The foundation of diabetics care is the regular monitoring of blood sugar levels. But doctors say that many patients do not adhere to this routine because of inconvenience or discomfort, as this requires multiple blood samples to be taken by puncturing their fingers or forearm. However, researchers from University of Texas have discovered a new non-invasive test, using optical coherence tomography, which will end the pain of pricking for diabetes patients.
Optical Coherence Tomography uses advanced photonics and fiber optics to obtain images of tissues. It uses infrared light waves that reflect off the internal structures within tissues to send back a picture and information about the tissue, in this case, including blood sugar levels.
A pilot study of OCT was done on 15 healthy volunteers when images of the left forearm were taken every 10 to 20 seconds for over three hours. Doctors took 420 blood glucose measurements from the volunteers using blood analysis for comparison. They also recorded 8,435 OCT images.
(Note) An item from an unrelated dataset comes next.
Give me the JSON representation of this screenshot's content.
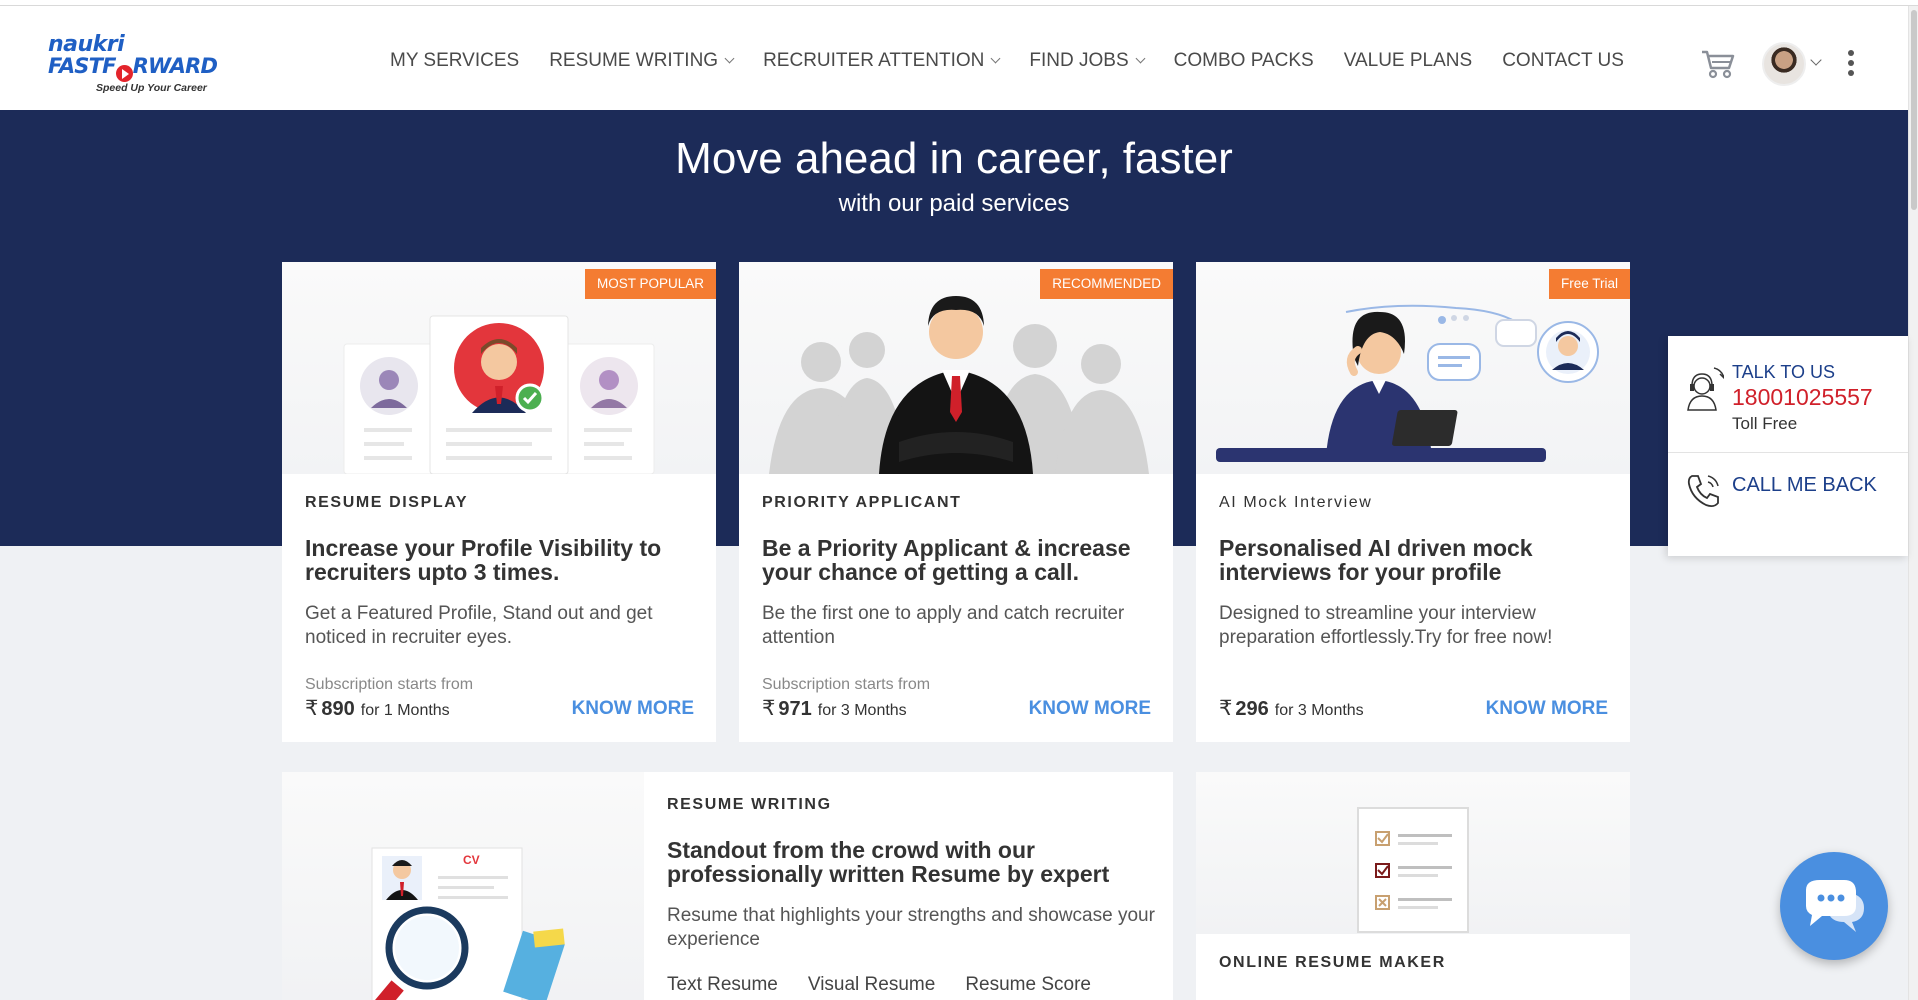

Researchers at the end of the pilot study concluded that OCT was an effective non-invasive, real-time, sensitive monitoring technique for assessment of blood glucose concentration in human subjects during an OGTT (oral glucose tolerance test). The high quality resolution of images and accuracy are the advantages of the OCT approach, which needs more studies to validate the results.